Greece was the epicentre of the migrant crisis of 2015 and 2016. More than a million people arrived by sea from Turkey in just 15 months. We travelled to several centres that were instrumental in dealing with the issue. In Athens, Leros and Lesvos we spoke to refugees who survived perilous journeys to safety. We also spent time filming in humanitarian refugee support centres, camps and education centres to understand the issues relating to assisting the 60,000 refugees still in limbo after the borders to mainland Europe were closed in March 2016. On the island of Lesvos, far from Athens, we spent time filming in the small fishing village of Skala Sikamineas. In the area around that village of just 120 people, more than 500,000 refugees passed through. Three people from the village were nominated in 2016 for a Nobel Peace Prize.
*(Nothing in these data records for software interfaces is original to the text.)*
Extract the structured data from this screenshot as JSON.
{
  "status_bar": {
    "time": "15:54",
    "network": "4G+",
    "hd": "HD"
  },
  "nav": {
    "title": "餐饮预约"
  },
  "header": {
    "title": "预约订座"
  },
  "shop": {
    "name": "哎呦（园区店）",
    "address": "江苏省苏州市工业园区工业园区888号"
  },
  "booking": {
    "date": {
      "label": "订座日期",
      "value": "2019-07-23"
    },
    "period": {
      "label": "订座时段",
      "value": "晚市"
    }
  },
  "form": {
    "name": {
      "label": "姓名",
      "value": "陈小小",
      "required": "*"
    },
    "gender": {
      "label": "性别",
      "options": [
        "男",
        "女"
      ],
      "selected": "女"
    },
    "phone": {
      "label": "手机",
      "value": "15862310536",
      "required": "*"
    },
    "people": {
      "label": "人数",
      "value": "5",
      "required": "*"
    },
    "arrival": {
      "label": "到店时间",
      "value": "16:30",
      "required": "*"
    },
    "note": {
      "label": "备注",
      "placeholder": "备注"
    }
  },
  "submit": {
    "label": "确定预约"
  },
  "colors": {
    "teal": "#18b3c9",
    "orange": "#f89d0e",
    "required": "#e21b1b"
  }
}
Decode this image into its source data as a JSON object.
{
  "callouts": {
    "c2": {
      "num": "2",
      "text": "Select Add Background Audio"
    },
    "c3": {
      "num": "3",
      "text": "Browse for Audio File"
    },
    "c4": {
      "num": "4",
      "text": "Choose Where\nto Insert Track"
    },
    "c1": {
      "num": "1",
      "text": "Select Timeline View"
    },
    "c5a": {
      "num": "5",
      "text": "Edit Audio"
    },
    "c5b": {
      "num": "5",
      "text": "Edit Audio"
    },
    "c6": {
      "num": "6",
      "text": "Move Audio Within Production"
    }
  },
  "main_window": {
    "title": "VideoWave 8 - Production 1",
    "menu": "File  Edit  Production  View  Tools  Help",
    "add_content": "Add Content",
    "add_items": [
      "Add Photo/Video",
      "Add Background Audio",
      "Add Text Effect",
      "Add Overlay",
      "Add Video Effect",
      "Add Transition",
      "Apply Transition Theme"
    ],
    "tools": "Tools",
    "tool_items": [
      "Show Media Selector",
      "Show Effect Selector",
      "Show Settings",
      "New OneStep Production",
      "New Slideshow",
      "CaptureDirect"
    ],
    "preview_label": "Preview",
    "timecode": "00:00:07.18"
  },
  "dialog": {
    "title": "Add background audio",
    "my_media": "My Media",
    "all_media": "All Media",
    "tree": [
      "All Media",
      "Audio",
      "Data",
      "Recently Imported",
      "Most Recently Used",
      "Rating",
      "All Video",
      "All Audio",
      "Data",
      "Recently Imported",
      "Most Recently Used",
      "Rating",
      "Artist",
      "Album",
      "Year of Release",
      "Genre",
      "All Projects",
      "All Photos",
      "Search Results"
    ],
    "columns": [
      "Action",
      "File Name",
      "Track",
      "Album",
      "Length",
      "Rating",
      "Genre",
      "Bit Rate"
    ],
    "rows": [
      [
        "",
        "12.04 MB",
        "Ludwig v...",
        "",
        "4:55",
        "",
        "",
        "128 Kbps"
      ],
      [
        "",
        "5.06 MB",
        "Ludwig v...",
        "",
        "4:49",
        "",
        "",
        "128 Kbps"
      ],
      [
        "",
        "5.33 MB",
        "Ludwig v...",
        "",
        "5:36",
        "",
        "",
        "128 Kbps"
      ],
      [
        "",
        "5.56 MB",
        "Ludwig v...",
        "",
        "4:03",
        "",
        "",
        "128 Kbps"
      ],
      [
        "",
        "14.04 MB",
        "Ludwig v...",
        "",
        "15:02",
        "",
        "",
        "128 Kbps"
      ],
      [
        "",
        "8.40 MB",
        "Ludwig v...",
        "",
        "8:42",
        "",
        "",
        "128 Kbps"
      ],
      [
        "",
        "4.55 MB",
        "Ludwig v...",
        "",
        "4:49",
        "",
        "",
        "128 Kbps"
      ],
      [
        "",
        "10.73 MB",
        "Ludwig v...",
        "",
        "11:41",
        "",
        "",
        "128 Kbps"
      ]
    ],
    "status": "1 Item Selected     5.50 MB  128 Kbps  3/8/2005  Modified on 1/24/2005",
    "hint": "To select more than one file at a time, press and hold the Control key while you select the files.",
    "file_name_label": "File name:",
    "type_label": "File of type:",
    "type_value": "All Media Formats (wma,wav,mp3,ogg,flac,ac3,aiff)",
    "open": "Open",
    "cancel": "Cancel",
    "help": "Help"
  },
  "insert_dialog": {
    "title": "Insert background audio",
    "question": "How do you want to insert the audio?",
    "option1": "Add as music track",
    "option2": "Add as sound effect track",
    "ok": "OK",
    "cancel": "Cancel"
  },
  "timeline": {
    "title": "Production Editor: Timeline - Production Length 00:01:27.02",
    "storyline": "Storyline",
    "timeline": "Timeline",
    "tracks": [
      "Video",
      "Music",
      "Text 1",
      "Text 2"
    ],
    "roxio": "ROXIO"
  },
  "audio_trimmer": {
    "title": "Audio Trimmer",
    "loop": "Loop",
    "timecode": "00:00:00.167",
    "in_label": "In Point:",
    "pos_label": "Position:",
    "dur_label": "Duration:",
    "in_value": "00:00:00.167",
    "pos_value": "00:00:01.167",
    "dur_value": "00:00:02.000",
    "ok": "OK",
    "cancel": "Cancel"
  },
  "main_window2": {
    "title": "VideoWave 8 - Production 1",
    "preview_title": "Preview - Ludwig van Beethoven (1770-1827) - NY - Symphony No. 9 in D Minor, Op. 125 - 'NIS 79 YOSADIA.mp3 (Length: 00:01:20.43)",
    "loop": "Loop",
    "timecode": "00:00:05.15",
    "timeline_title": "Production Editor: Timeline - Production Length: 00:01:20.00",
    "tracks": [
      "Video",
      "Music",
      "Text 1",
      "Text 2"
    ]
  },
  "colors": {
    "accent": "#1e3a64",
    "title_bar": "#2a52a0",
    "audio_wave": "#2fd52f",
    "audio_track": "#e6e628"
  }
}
In Jordan, near the Syrian border, the Zaatari Refugee Camp hosts 80,000 people. Zaatari is a bold and inspirational example of what humanity can do to support each other when it works together.
The Zaatari camp in Jordan was created in 2012 in response to the exodus of Syrians forced to leave their homes and seek safety from the war. From a difficult beginning, Zaatari has evolved into a huge humanitarian experiment managed by the UNHCR — the UN High Commissioner for Refugees. Its 80,000 residents live in a safe, respectful and well-resourced environment that provides schooling, and social and health services. There are 2500 refugee-run businesses in Zaatari and many people work in and out of the camp, contributing to an economy that is estimated to generate $20 million per month. We spent a week in Jordan and filmed inside Zaatari, hearing the stories of refugees and the range of foundations and NGO's that collaborate in the camp's humanitarian effort.
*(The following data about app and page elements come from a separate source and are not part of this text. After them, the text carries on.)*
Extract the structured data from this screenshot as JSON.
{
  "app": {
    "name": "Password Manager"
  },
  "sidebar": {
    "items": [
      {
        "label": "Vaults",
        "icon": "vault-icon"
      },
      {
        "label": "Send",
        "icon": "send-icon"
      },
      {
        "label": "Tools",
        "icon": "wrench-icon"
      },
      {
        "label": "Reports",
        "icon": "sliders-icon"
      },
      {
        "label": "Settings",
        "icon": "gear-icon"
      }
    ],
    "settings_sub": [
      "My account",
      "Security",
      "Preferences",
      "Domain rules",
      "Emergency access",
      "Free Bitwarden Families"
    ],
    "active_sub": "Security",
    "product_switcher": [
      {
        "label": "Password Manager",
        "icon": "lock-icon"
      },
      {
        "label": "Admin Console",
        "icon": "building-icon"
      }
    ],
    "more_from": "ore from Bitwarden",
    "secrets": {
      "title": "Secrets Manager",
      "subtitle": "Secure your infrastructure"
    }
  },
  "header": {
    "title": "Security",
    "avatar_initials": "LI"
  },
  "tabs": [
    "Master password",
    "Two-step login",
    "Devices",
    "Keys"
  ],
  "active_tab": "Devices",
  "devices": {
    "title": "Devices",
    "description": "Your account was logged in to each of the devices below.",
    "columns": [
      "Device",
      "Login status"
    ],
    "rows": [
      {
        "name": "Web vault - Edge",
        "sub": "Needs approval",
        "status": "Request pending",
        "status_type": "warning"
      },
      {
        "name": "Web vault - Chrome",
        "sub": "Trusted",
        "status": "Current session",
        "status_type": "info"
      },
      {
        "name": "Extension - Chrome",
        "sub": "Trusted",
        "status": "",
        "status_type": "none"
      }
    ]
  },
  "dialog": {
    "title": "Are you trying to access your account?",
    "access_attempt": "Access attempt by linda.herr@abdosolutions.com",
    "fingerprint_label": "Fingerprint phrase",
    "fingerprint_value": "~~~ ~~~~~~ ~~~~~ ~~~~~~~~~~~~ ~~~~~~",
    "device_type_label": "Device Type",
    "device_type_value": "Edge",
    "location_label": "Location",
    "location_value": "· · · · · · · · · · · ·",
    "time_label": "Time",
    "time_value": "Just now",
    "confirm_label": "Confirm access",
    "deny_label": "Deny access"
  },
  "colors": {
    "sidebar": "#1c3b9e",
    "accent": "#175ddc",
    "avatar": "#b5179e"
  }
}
“Education is peace-building by another name. It is the most effective form of defense spending there is” — Kofi Annan
In June, we were proud to collaborate with the incredible people at Mosaik, a not-for-profit community-based refugee support center in Lesvos, Greece. Our project, Solidarity4Teachers, aimed to raise money to fund its crucial education resources. Mosaik was founded in 2016 on the principles of integration, solidarity and empowerment. It offers free, non-formal education and cultural activities to the most vulnerable people on the island of Lesvos. The dedicated language teachers working are fully qualified and offer invaluable learning to refugees who can develop and practise their English to integrate in their temporary community. With the generous support of over 600 donors, we raised more than $25,000 in one month so Mosaik could meet the costs of teachers for an entire year. These funds will support regular weekly classes for over 700 refugee students and also allowed Mosaik to open classes to some of the further 600 refugees on waiting lists.
Syria & Jordan 2018:
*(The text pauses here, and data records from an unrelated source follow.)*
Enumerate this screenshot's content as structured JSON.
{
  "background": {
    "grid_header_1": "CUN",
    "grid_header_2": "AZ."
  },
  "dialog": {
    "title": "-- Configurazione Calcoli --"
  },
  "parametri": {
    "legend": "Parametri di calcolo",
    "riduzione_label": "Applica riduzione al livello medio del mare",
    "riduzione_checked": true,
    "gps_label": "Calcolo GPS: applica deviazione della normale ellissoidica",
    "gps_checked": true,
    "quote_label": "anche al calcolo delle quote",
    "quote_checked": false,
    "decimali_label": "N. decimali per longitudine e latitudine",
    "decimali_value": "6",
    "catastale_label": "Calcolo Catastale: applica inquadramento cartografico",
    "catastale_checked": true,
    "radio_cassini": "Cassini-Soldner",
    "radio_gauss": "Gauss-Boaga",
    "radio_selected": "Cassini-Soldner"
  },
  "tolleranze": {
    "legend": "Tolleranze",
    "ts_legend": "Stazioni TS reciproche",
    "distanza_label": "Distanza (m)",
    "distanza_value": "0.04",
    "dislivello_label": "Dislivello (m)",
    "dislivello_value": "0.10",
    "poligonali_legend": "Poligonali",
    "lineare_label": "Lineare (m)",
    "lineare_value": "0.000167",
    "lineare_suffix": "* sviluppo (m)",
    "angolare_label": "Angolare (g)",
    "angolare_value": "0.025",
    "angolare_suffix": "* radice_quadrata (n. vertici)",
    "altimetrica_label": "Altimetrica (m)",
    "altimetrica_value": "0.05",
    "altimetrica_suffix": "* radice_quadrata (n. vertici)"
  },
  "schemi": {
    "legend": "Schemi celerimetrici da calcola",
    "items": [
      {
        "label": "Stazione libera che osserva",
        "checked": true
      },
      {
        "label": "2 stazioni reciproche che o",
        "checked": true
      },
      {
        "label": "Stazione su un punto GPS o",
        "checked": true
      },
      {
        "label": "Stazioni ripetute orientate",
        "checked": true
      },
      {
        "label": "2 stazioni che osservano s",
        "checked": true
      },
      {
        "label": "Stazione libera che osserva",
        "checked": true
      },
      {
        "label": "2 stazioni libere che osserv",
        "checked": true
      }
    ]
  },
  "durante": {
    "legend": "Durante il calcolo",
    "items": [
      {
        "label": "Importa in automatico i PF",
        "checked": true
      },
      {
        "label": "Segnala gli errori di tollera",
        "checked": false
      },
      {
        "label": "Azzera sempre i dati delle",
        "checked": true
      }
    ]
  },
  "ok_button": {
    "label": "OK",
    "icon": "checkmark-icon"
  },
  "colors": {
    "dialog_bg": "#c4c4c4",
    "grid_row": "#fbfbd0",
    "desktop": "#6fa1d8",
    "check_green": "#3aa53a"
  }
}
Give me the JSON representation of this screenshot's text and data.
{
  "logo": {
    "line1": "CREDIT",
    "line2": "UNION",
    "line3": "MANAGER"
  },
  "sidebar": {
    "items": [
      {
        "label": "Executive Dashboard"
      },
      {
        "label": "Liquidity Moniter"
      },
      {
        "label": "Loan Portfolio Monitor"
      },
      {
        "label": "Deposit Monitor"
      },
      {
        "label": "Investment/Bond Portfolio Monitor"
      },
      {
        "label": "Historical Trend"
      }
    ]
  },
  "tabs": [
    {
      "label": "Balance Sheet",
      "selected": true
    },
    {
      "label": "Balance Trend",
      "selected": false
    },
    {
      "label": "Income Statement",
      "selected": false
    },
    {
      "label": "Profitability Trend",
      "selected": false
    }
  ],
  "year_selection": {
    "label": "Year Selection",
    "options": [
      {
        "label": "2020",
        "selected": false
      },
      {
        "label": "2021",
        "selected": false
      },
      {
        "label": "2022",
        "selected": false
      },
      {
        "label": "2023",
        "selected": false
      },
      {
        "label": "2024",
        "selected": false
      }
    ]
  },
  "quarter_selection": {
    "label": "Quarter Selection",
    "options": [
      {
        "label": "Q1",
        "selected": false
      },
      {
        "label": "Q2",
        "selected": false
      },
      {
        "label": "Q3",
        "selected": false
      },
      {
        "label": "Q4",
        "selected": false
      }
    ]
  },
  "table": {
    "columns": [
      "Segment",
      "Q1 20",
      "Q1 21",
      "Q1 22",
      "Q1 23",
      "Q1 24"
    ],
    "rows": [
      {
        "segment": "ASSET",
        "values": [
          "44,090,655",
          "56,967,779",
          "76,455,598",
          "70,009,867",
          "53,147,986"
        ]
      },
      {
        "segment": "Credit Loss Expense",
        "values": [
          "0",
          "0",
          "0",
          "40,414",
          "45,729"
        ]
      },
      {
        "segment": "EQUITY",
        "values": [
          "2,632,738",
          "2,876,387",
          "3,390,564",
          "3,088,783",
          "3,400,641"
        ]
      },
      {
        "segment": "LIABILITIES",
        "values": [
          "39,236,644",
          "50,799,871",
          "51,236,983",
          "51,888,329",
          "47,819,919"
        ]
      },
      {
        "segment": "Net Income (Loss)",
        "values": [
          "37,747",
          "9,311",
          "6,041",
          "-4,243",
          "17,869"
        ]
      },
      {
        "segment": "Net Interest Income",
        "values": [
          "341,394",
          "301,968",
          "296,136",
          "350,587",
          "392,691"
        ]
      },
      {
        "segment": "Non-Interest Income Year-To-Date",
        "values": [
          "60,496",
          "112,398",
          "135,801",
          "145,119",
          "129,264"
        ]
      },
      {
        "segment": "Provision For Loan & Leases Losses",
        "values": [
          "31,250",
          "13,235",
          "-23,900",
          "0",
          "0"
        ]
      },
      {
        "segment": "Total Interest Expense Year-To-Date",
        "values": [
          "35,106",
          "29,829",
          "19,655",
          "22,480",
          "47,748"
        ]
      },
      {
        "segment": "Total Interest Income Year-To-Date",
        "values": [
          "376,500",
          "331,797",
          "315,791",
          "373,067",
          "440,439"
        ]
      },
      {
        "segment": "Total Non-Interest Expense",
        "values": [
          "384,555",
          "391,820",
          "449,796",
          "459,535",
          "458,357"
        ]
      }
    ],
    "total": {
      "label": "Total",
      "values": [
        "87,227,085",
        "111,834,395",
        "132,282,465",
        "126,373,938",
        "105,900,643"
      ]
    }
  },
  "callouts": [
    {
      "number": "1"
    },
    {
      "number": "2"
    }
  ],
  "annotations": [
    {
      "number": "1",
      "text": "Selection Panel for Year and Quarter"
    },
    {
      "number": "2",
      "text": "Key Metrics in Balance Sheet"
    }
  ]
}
Before the war, Syria had more tourist visitors each year than Australia.
In early 2018, the Howling Eagle team are going to Syria, Jordan and Lebanon to continue documenting the personal stories of displaced people and the organisations supporting them. We’ll be travelling to Damascus and other locations to see first hand how the Syrian people are finding ways to cope with the ongoing devastation after five years of civil conflict. The 11 million displaced Syrians account for the highest numbers of people on the move around the world today. Before the war, Syria was a stable, educated and relatively prosperous nation. Now, three out of four Syrians live in poverty. Half a million Syrian civilians have been killed